It’s been a market-beating strategy to buy the three S&P industry sectors and the 12 sub-industry sectors that did the worst in a market drop, according to CFRA’s chief investment strategist, Sam Stovall.
Stocks have ripped higher since the S&P 500 tested and held the 200-day moving average Friday afternoon. The S&P 500 was up 0.6 percent Monday, trading at about 2,635, just below its 100-day moving average.
The market fell through “correction” levels of 10 percent after just 13 days, well below the 64-day average of other corrections, according to Stovall. This was the quickest correction or eventual bear market in the past 73 years, he noted.
“I think it’s a tradeable bounce right now because we did test the 200-day moving average,” said Stovall. “When you think about it. Fundamentally things haven’t really changed that much. With so many people still on the sidelines and worried, my feeling is that if everyone is expecting this type of correction, it will be shallower than most people were looking for.”

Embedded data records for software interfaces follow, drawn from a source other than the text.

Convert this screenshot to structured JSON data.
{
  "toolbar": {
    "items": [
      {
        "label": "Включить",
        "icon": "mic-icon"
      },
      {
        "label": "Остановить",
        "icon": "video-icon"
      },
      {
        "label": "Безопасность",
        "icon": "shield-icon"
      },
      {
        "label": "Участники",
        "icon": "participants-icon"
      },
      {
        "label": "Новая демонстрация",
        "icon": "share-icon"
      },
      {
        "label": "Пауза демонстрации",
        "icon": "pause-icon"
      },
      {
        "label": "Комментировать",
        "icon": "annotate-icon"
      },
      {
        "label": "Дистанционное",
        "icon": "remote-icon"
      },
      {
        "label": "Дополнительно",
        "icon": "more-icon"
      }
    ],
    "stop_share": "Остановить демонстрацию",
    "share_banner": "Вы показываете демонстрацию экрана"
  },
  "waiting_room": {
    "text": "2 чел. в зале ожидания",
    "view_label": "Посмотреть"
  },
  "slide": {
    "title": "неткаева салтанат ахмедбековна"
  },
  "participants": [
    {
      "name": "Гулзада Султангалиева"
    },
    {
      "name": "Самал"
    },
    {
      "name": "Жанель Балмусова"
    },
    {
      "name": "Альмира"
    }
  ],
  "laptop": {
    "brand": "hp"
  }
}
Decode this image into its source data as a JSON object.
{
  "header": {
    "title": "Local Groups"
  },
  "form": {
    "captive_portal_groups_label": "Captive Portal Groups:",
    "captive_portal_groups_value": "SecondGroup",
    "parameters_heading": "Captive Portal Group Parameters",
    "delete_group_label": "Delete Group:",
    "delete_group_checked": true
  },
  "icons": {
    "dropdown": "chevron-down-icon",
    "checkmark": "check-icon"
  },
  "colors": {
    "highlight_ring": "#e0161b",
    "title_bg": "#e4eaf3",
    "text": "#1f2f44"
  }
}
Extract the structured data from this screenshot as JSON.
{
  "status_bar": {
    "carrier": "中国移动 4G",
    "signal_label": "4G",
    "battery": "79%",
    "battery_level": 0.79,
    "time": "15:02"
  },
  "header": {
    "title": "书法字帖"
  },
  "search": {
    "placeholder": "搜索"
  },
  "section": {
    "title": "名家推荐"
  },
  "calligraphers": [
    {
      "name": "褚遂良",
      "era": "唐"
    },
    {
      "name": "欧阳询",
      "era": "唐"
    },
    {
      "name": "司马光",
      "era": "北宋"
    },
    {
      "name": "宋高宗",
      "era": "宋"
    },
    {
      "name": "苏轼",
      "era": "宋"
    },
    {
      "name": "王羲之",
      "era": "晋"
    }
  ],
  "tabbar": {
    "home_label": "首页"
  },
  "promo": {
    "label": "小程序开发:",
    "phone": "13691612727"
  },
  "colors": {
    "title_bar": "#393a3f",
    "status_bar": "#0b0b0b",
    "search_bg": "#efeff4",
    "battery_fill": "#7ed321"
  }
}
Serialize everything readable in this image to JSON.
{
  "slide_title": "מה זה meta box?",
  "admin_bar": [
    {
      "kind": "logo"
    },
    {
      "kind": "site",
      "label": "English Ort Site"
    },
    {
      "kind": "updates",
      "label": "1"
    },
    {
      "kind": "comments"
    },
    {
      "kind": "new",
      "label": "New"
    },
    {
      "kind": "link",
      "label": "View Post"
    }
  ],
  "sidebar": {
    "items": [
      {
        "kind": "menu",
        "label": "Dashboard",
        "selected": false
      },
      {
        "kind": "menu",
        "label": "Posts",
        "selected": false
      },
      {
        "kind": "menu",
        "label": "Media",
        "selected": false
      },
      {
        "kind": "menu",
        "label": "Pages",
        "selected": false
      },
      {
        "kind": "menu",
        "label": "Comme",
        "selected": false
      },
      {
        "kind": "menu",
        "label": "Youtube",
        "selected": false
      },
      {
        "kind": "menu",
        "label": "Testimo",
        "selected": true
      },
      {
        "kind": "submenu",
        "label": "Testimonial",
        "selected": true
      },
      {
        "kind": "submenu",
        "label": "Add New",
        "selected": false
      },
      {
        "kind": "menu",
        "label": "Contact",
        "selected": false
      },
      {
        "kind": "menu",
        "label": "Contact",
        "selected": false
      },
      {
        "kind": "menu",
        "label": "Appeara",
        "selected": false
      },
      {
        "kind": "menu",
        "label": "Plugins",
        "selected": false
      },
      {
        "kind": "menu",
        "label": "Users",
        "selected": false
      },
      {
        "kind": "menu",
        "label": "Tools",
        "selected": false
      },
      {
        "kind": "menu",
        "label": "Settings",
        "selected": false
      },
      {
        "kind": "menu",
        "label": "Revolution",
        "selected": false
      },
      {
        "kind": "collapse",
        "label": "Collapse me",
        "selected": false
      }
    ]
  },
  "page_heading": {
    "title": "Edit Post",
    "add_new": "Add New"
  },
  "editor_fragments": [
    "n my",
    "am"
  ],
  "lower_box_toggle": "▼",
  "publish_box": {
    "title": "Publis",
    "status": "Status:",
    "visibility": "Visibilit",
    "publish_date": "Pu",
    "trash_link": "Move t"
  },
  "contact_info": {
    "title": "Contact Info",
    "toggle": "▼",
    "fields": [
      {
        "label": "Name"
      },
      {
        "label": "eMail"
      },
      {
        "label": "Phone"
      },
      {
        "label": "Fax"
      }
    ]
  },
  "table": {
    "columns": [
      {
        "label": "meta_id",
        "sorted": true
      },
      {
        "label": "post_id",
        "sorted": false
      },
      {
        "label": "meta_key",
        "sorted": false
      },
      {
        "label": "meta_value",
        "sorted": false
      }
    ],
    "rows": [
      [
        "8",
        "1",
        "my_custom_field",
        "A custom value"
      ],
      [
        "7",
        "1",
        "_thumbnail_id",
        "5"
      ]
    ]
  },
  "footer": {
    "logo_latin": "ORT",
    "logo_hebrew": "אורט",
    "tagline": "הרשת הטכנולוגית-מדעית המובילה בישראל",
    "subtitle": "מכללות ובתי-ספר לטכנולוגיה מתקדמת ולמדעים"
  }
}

If the bottom is in, the market could have a more rapid recovery than normal based on the swift decline.
“My feeling is to know whether this is the real bottom, we probably will have to go through a retest of the cash lows,” he said.
Stovall said history shows that six months after a correction, the S&P has been up an average of 22 percent, and the bottom three sectors outperform, with a 24 percent average gain. In corrections since 1990, there was even bigger outperformance when looking at the 12 sub-industry sectors that performed the worst. They gained more than the S&P 500 63 percent of the time six months after a correction, with an average 55 percent gain.
During the recent sell-off among the sectors, energy was down 14 percent, health care 11.7 percent and materials 10.6 percent.
Of the sub-industry sectors, semiconductor equipment, down 18.8 percent, did the worst, followed by life and health insurance, off 15.9 percent. Health-care supplies and oil and gas exploration and production were both down 15 percent.
Air freight and logistics also did poorly, losing 13.9 percent, and UPS fell.
The S&P had a nearly 12 percent intraday decline before Friday’s bounce, and was off 10.2 percent on a closing basis as of Thursday.
If the market continues to correct, the S&P has averaged corrections of 14 percent that took 98 days to go from peak on average.
Stocks that would benefit from infrastructure spending were also battered more than the broader market. Construction materials names fell 13.6 percent and construction machinery and heavy trucks stocks were down 13.3 percent.
Stovall picked stocks for each industry subsector that CFRA analysts rate the highest. For example, he chose Caterpillar in construction materials; Lam Research in semiconductor equipment; Walgreens Boost Alliance in drug retail; MetLife for life and health insurers; United Parcel Service for air freight and logistics; and Exxon Mobil for integrated oil and gas. Exxon, for instance, was down 12.8 percent since the beginning of the month, and it was up about a half percent Monday.